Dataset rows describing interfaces
══════════
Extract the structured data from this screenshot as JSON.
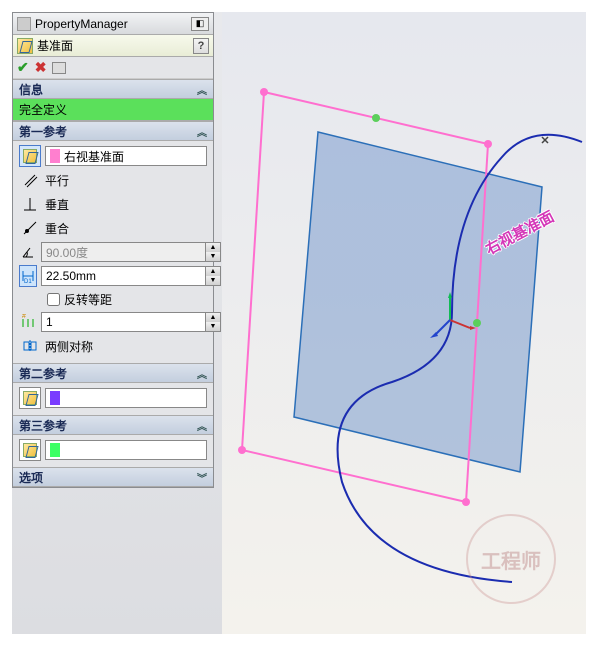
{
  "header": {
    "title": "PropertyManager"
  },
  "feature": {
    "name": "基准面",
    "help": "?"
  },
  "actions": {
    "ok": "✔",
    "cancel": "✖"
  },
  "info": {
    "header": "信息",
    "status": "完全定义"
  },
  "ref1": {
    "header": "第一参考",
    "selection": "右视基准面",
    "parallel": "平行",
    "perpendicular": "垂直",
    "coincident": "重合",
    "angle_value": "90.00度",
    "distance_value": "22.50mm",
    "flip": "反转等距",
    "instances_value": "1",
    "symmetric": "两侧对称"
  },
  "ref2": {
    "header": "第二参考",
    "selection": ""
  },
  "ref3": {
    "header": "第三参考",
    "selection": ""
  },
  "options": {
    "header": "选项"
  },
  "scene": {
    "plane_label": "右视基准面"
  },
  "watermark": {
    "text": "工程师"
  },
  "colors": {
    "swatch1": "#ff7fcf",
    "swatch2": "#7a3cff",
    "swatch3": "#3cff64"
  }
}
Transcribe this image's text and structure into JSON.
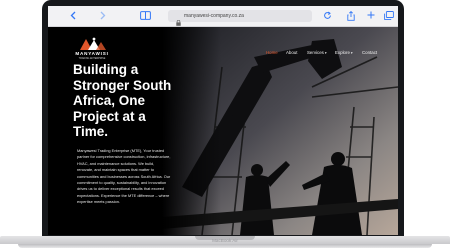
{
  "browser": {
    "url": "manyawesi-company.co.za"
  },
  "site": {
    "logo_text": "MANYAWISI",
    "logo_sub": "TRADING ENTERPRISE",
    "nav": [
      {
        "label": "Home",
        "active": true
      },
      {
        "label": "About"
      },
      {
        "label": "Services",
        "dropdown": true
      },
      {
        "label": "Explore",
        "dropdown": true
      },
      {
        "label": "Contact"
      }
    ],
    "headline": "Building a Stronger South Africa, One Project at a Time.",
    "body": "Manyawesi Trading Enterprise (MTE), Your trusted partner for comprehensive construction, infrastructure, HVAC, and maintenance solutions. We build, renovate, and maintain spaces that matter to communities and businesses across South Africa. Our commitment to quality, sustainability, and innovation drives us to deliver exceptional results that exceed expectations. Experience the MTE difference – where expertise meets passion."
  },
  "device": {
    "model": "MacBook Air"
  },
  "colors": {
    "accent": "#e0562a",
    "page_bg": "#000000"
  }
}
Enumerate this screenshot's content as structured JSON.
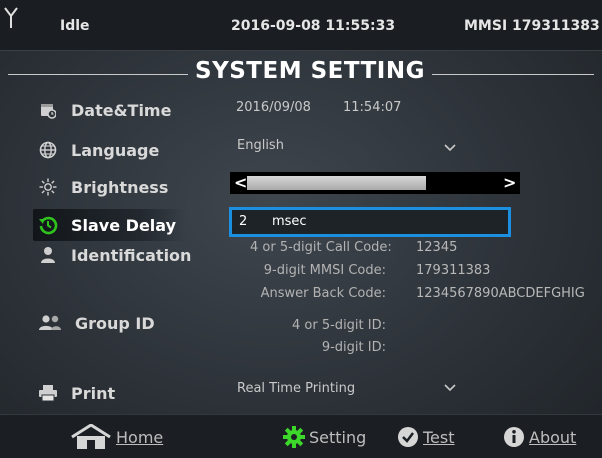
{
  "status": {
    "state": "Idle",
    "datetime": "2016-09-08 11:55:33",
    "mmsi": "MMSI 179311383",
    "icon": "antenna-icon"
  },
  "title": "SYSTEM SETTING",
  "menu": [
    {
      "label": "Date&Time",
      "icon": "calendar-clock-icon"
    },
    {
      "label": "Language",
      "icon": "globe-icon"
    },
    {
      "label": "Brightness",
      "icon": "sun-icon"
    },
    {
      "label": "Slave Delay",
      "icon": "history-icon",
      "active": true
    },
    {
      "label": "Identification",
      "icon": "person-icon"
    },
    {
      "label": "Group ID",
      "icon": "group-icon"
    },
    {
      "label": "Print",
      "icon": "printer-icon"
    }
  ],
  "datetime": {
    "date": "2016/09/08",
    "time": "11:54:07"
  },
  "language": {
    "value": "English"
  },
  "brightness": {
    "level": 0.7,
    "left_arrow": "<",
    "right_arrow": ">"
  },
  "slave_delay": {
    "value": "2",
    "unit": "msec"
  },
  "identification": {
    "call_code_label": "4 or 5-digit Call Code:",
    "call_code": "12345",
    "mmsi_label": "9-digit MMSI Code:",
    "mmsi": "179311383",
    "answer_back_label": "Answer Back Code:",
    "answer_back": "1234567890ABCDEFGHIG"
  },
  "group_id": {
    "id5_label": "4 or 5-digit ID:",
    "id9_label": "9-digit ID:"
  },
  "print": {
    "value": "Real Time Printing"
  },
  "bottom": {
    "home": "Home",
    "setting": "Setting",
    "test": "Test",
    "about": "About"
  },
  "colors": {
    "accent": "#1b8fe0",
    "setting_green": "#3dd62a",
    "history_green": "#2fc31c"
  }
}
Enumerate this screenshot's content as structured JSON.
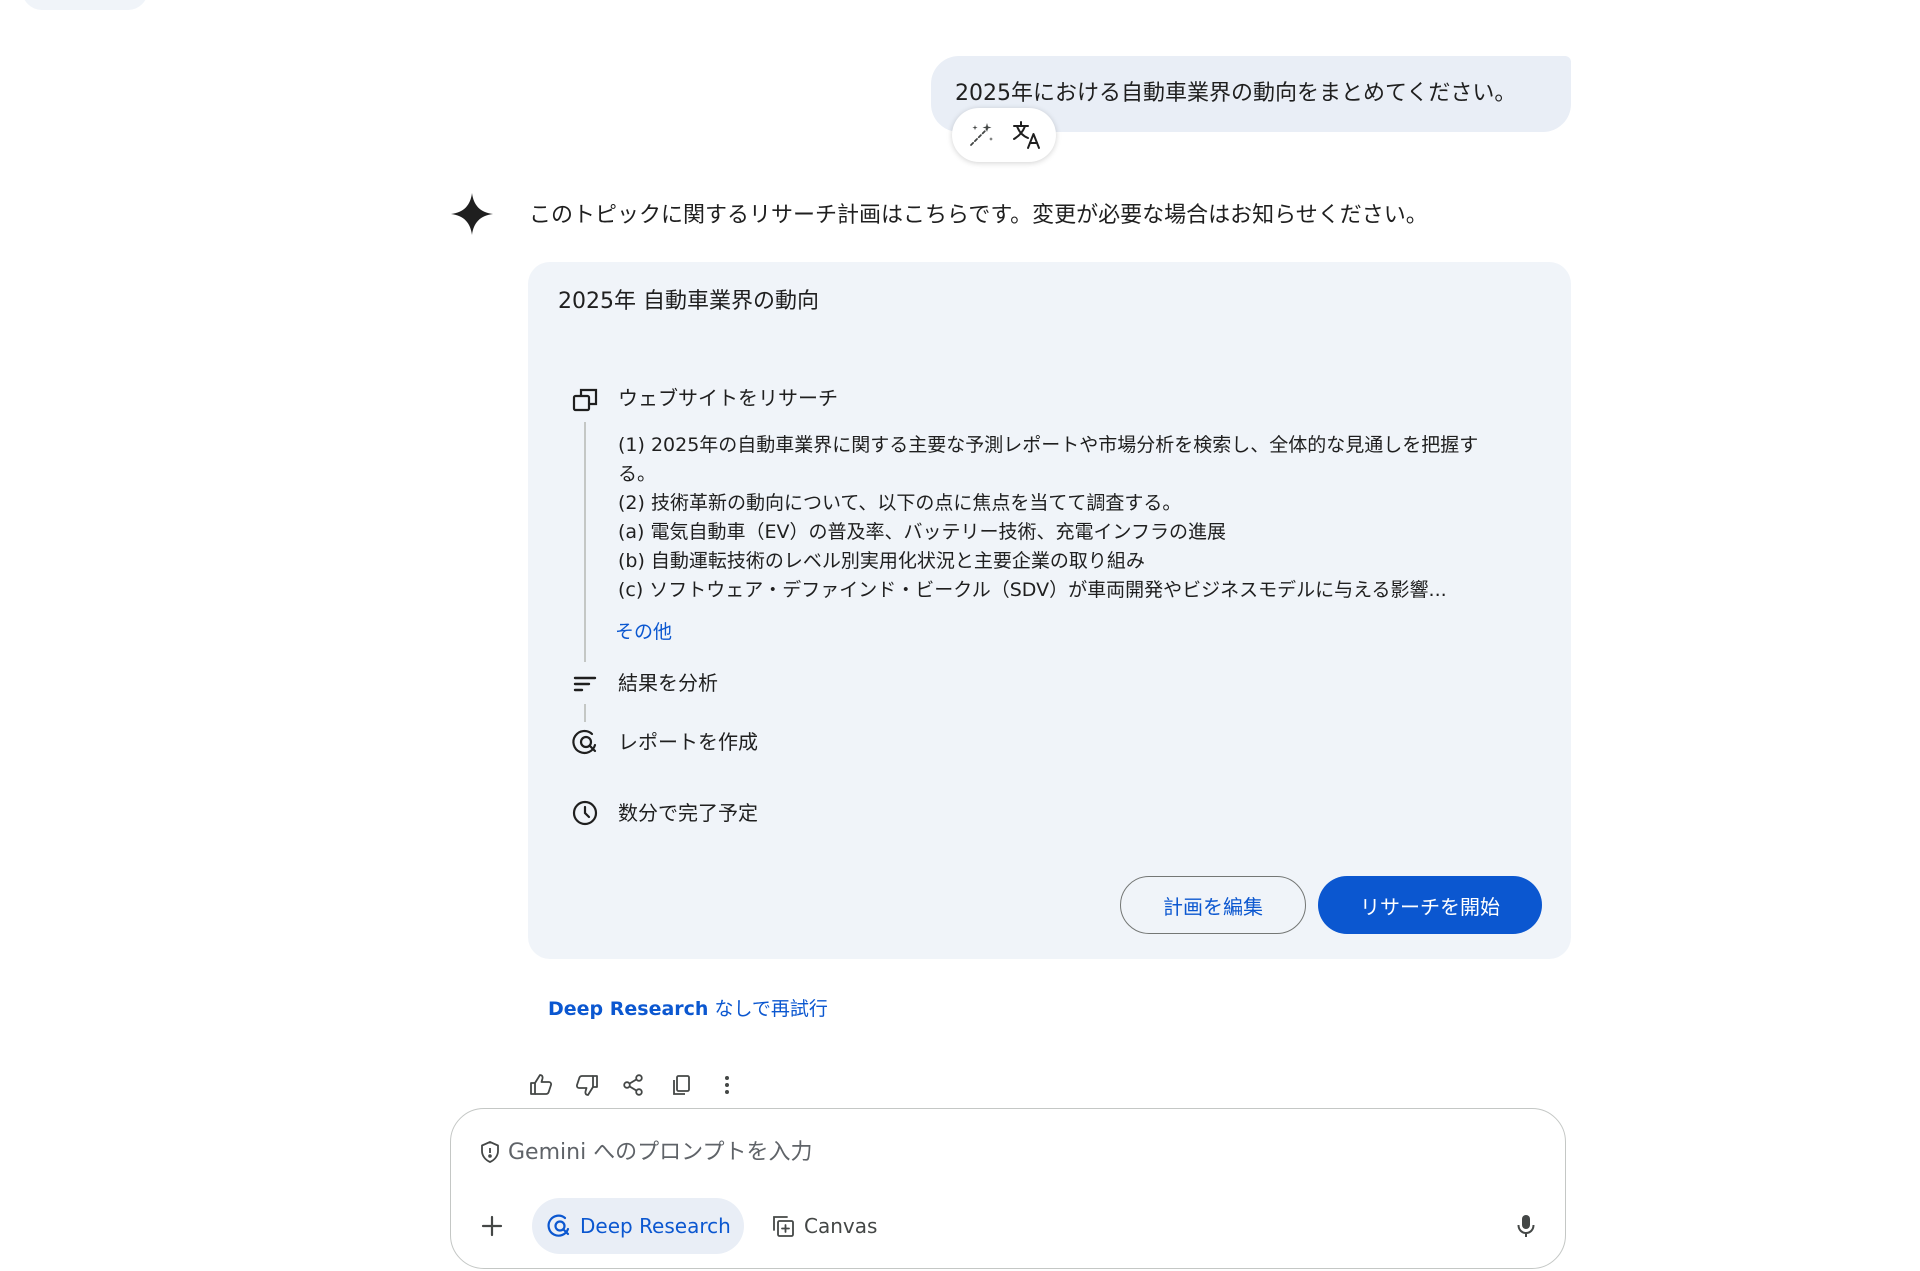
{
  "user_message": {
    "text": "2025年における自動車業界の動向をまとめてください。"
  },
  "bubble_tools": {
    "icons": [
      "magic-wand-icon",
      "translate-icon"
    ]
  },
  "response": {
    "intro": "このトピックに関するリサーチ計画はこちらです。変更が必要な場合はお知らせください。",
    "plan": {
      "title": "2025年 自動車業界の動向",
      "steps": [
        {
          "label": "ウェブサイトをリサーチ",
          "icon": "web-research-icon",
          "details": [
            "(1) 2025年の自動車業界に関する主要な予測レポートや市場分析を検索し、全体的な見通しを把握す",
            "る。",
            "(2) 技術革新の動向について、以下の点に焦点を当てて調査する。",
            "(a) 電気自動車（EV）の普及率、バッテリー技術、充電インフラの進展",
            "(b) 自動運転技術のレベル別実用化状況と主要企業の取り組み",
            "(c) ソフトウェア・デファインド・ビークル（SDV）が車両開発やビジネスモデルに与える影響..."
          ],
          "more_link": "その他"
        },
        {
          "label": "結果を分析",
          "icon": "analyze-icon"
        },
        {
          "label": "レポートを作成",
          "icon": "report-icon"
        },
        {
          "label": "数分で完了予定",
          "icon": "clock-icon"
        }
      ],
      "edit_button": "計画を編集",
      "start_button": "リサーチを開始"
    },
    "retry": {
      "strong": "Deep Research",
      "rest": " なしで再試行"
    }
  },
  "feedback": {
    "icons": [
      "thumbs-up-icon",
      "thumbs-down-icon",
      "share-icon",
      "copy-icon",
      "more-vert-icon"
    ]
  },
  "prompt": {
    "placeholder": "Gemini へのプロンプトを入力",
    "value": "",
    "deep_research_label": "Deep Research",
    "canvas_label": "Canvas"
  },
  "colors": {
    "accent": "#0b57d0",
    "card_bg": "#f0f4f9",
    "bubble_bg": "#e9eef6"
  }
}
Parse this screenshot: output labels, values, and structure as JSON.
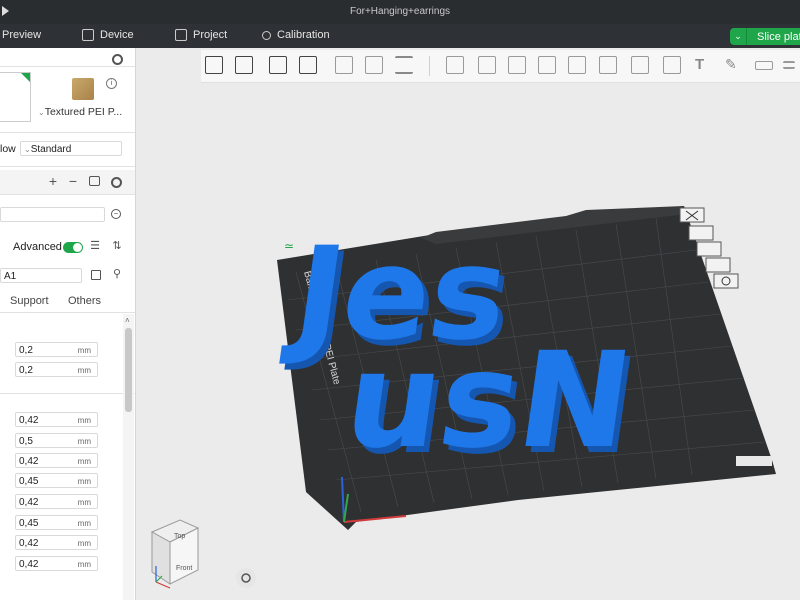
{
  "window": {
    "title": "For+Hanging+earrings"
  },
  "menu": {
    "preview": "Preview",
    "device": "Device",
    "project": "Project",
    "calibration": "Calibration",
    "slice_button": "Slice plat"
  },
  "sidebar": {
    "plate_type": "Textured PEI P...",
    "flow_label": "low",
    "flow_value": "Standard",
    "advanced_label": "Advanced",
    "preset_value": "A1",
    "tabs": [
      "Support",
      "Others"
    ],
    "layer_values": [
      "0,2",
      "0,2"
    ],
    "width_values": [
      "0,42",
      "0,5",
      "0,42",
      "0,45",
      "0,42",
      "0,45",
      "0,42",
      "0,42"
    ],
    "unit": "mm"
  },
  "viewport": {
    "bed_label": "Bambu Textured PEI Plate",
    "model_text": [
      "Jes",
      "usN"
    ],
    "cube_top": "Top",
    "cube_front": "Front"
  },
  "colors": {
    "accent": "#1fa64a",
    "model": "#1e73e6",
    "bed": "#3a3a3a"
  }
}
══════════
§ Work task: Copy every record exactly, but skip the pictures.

§ Written response:
Extract the structured data from this screenshot as JSON.
{
  "header": {
    "title": "PropertyManager"
  },
  "feature": {
    "name": "基准面",
    "help": "?"
  },
  "actions": {
    "ok": "✔",
    "cancel": "✖"
  },
  "info": {
    "header": "信息",
    "status": "完全定义"
  },
  "ref1": {
    "header": "第一参考",
    "selection": "右视基准面",
    "parallel": "平行",
    "perpendicular": "垂直",
    "coincident": "重合",
    "angle_value": "90.00度",
    "distance_value": "22.50mm",
    "flip": "反转等距",
    "instances_value": "1",
    "symmetric": "两侧对称"
  },
  "ref2": {
    "header": "第二参考",
    "selection": ""
  },
  "ref3": {
    "header": "第三参考",
    "selection": ""
  },
  "options": {
    "header": "选项"
  },
  "scene": {
    "plane_label": "右视基准面"
  },
  "watermark": {
    "text": "工程师"
  },
  "colors": {
    "swatch1": "#ff7fcf",
    "swatch2": "#7a3cff",
    "swatch3": "#3cff64"
  }
}
Transcribe this image's text and structure into JSON.
{
  "browser": {
    "url": "manyawesi-company.co.za"
  },
  "site": {
    "logo_text": "MANYAWISI",
    "logo_sub": "TRADING ENTERPRISE",
    "nav": [
      {
        "label": "Home",
        "active": true
      },
      {
        "label": "About"
      },
      {
        "label": "Services",
        "dropdown": true
      },
      {
        "label": "Explore",
        "dropdown": true
      },
      {
        "label": "Contact"
      }
    ],
    "headline": "Building a Stronger South Africa, One Project at a Time.",
    "body": "Manyawesi Trading Enterprise (MTE), Your trusted partner for comprehensive construction, infrastructure, HVAC, and maintenance solutions. We build, renovate, and maintain spaces that matter to communities and businesses across South Africa. Our commitment to quality, sustainability, and innovation drives us to deliver exceptional results that exceed expectations. Experience the MTE difference – where expertise meets passion."
  },
  "device": {
    "model": "MacBook Air"
  },
  "colors": {
    "accent": "#e0562a",
    "page_bg": "#000000"
  }
}
Enumerate this screenshot's content as structured JSON.
{
  "status": {
    "state": "Idle",
    "datetime": "2016-09-08 11:55:33",
    "mmsi": "MMSI 179311383",
    "icon": "antenna-icon"
  },
  "title": "SYSTEM SETTING",
  "menu": [
    {
      "label": "Date&Time",
      "icon": "calendar-clock-icon"
    },
    {
      "label": "Language",
      "icon": "globe-icon"
    },
    {
      "label": "Brightness",
      "icon": "sun-icon"
    },
    {
      "label": "Slave Delay",
      "icon": "history-icon",
      "active": true
    },
    {
      "label": "Identification",
      "icon": "person-icon"
    },
    {
      "label": "Group ID",
      "icon": "group-icon"
    },
    {
      "label": "Print",
      "icon": "printer-icon"
    }
  ],
  "datetime": {
    "date": "2016/09/08",
    "time": "11:54:07"
  },
  "language": {
    "value": "English"
  },
  "brightness": {
    "level": 0.7,
    "left_arrow": "<",
    "right_arrow": ">"
  },
  "slave_delay": {
    "value": "2",
    "unit": "msec"
  },
  "identification": {
    "call_code_label": "4 or 5-digit Call Code:",
    "call_code": "12345",
    "mmsi_label": "9-digit MMSI Code:",
    "mmsi": "179311383",
    "answer_back_label": "Answer Back Code:",
    "answer_back": "1234567890ABCDEFGHIG"
  },
  "group_id": {
    "id5_label": "4 or 5-digit ID:",
    "id9_label": "9-digit ID:"
  },
  "print": {
    "value": "Real Time Printing"
  },
  "bottom": {
    "home": "Home",
    "setting": "Setting",
    "test": "Test",
    "about": "About"
  },
  "colors": {
    "accent": "#1b8fe0",
    "setting_green": "#3dd62a",
    "history_green": "#2fc31c"
  }
}
Enumerate this screenshot's content as structured JSON.
{
  "user_message": {
    "text": "2025年における自動車業界の動向をまとめてください。"
  },
  "bubble_tools": {
    "icons": [
      "magic-wand-icon",
      "translate-icon"
    ]
  },
  "response": {
    "intro": "このトピックに関するリサーチ計画はこちらです。変更が必要な場合はお知らせください。",
    "plan": {
      "title": "2025年 自動車業界の動向",
      "steps": [
        {
          "label": "ウェブサイトをリサーチ",
          "icon": "web-research-icon",
          "details": [
            "(1) 2025年の自動車業界に関する主要な予測レポートや市場分析を検索し、全体的な見通しを把握す",
            "る。",
            "(2) 技術革新の動向について、以下の点に焦点を当てて調査する。",
            "(a) 電気自動車（EV）の普及率、バッテリー技術、充電インフラの進展",
            "(b) 自動運転技術のレベル別実用化状況と主要企業の取り組み",
            "(c) ソフトウェア・デファインド・ビークル（SDV）が車両開発やビジネスモデルに与える影響..."
          ],
          "more_link": "その他"
        },
        {
          "label": "結果を分析",
          "icon": "analyze-icon"
        },
        {
          "label": "レポートを作成",
          "icon": "report-icon"
        },
        {
          "label": "数分で完了予定",
          "icon": "clock-icon"
        }
      ],
      "edit_button": "計画を編集",
      "start_button": "リサーチを開始"
    },
    "retry": {
      "strong": "Deep Research",
      "rest": " なしで再試行"
    }
  },
  "feedback": {
    "icons": [
      "thumbs-up-icon",
      "thumbs-down-icon",
      "share-icon",
      "copy-icon",
      "more-vert-icon"
    ]
  },
  "prompt": {
    "placeholder": "Gemini へのプロンプトを入力",
    "value": "",
    "deep_research_label": "Deep Research",
    "canvas_label": "Canvas"
  },
  "colors": {
    "accent": "#0b57d0",
    "card_bg": "#f0f4f9",
    "bubble_bg": "#e9eef6"
  }
}
Parse this screenshot: output labels, values, and structure as JSON.
{
  "window": {
    "title": "For+Hanging+earrings"
  },
  "menu": {
    "preview": "Preview",
    "device": "Device",
    "project": "Project",
    "calibration": "Calibration",
    "slice_button": "Slice plat"
  },
  "sidebar": {
    "plate_type": "Textured PEI P...",
    "flow_label": "low",
    "flow_value": "Standard",
    "advanced_label": "Advanced",
    "preset_value": "A1",
    "tabs": [
      "Support",
      "Others"
    ],
    "layer_values": [
      "0,2",
      "0,2"
    ],
    "width_values": [
      "0,42",
      "0,5",
      "0,42",
      "0,45",
      "0,42",
      "0,45",
      "0,42",
      "0,42"
    ],
    "unit": "mm"
  },
  "viewport": {
    "bed_label": "Bambu Textured PEI Plate",
    "model_text": [
      "Jes",
      "usN"
    ],
    "cube_top": "Top",
    "cube_front": "Front"
  },
  "colors": {
    "accent": "#1fa64a",
    "model": "#1e73e6",
    "bed": "#3a3a3a"
  }
}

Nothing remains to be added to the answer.